##### INFORMATION SHOWN

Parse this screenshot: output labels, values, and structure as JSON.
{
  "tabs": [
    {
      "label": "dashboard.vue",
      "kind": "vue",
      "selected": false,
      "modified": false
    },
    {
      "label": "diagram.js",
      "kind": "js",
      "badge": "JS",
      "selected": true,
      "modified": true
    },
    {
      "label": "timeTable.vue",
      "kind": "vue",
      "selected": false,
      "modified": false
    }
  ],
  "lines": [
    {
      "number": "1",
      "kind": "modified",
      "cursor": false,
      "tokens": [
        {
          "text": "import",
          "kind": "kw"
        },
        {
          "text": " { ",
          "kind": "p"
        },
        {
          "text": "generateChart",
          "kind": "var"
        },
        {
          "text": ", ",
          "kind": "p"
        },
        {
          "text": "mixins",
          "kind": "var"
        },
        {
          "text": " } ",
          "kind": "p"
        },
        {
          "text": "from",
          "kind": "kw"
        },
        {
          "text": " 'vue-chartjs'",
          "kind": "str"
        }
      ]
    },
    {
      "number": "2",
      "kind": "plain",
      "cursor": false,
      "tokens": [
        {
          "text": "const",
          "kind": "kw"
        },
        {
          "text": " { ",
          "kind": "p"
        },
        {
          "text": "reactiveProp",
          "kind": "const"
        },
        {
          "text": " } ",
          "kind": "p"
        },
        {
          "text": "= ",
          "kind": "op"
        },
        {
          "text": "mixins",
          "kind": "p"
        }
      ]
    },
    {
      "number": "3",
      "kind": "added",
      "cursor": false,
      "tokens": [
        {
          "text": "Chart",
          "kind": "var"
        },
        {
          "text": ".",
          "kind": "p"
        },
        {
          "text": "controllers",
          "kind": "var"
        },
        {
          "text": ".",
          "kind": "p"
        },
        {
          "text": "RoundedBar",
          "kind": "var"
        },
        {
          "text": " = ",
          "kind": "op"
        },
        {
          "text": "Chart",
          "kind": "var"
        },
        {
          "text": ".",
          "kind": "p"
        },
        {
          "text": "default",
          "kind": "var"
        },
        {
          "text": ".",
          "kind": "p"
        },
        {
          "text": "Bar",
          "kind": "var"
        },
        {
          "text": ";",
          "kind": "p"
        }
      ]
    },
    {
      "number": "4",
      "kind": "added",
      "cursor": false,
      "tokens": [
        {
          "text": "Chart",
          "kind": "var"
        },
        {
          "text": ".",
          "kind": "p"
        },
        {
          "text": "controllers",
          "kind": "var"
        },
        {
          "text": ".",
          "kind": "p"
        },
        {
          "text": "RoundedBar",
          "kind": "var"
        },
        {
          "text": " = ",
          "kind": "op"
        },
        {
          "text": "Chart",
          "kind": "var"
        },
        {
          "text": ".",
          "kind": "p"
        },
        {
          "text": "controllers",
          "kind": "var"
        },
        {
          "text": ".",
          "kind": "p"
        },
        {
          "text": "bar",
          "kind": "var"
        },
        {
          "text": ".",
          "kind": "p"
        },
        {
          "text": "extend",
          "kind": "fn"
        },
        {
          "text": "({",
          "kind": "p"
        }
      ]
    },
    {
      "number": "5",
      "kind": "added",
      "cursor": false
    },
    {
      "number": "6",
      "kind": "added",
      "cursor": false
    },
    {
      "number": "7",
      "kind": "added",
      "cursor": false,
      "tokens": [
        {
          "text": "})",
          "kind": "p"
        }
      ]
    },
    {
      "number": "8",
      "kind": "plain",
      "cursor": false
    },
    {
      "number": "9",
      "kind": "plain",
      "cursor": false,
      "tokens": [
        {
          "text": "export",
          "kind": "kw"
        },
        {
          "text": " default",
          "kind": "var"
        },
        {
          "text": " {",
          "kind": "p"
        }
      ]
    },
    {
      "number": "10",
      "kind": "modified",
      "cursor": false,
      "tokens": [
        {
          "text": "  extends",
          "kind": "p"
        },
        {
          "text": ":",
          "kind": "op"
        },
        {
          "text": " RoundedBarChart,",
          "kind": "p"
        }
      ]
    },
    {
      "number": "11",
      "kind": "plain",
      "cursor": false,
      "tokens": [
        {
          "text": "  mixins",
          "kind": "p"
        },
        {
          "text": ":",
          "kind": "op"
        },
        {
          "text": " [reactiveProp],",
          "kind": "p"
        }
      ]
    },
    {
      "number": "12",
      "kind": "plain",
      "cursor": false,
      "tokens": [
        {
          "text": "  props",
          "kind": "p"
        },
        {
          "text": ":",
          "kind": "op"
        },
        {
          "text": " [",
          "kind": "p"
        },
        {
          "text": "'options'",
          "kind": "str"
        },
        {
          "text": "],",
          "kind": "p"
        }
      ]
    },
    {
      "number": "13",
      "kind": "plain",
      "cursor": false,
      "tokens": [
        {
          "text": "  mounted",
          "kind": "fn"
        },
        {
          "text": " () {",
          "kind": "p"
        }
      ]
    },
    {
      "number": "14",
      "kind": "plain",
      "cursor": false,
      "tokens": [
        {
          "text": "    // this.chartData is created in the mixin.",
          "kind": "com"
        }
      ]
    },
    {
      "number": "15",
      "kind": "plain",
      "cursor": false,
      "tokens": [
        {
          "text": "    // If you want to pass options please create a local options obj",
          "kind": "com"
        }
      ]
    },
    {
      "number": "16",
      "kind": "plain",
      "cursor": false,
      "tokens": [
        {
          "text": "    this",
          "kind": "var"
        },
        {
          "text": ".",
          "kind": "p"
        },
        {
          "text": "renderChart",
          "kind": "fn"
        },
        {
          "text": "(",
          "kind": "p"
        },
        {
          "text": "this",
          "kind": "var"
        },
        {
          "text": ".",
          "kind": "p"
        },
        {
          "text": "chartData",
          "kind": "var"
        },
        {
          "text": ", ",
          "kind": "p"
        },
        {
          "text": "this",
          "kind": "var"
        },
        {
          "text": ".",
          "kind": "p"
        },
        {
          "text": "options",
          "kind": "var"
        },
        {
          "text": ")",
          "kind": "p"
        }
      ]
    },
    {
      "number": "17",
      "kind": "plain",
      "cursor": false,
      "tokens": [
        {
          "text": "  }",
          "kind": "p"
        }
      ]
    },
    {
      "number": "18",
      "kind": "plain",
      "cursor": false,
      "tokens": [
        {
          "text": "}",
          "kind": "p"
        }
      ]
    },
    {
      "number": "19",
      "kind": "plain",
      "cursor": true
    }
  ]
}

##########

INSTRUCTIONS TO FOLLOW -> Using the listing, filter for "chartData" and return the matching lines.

REPLY ->
          "text": "    // this.chartData is created in the mixin.",
          "text": "chartData",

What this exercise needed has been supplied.